the quest for freedom from the forces of physics (including religious and metaphysical ponderings and such) is a superfluous activity carried out by physical entities (humans, in the special case continually under scrutiny), but existence of these entities is physical
or is it not purely so? are we more than our physical selves? anyway, that's a more fundamental question, and far too fundamental to submit itself to an intellectual discussion. it is one that is only addressed via experience, and possibly hard to convey. we return to the present discussion.
the quest for freedom from the forces of physics is an activity, carried out by biological physical entities, that is entirely superfluous for biological and physical existence. but this ritualistic activity is only performed by such biological physical entities, whose operability is only a gift of physical nature, the very thing against which this rebellion is carried out. It is maintained, without further discussion at present, that life, in general, and humankind, the flagship of which, is the most sophisticated fruit of causal physical nature.
The glaring contradiction: The outcome of increasingly sophisticated physical operations is an effort to overcome these same. Why?
I don't mean to raise question against the value, validity, or importance of this quest, but to only bring this contradiction into light. We can most swiftly arrive at answers only by addressing this contradiction. The answer is not Religion. The various (but vastly identical) religions of man provide non-physical, abstract, self-fulfilling, unverifiable answers to these questions and contradictions, and, when scrutinized, go even further to coalesce into a circular structure that is almost deliberately tautological. Only if you're a true believer will you know God, and then you'll realize how important it is to know God, and you'll become a good person. If you want be a good person, then become a true believer. These religions simultaneously claim to glorify the superiority of man over his limiting physical nature, while providing answers that cause this thirst for freedom to subside by promising it in the afterlife; they impair their very object of glorification.
So leaving religion to the side (a desperate request), we return to the paradigm being exposed here: Physics, itself, inducing the Strife Against Physics. The questions that this raises are the following:
- Is there some self-motivated energy that, first, through the emergence of matter, then, through the emergence of life, then, through the emergence of man, is striving to somehow express itself? Is this the same energy that we sometimes sense and identify as Beauty?

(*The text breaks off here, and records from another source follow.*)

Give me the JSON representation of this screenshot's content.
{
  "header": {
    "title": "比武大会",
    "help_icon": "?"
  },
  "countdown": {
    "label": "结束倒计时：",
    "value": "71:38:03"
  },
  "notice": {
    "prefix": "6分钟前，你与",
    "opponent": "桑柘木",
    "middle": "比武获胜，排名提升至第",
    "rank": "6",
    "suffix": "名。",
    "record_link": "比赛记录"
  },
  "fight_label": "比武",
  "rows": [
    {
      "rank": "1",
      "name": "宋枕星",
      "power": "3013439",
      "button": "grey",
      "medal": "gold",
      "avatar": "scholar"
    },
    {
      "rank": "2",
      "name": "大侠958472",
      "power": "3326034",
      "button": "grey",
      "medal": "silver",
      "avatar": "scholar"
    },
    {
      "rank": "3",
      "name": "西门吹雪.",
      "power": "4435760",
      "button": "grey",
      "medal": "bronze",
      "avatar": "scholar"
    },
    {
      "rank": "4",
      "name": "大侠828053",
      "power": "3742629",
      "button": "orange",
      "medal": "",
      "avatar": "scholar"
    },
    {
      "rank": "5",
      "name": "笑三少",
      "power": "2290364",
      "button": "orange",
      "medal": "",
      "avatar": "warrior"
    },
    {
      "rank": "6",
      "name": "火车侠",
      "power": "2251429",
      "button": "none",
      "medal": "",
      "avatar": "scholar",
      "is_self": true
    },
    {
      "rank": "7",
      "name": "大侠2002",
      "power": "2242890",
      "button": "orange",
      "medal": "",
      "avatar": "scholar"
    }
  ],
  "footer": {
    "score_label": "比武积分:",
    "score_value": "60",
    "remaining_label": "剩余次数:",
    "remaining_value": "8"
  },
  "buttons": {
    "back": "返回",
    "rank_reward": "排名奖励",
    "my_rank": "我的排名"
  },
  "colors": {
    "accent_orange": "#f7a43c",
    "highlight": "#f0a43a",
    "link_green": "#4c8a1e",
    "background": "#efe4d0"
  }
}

- Is it appropriate for the agents of this energy, the knights of this (un-?)holy quest, to maintain some degree of humility and bow an acknowledgment to their physical nature, in light of the fact that without it, their battle would have no horses, no swords and shields, and maybe not even a battlefield? We fight in the enemy's country; we must respect and heed the terrain.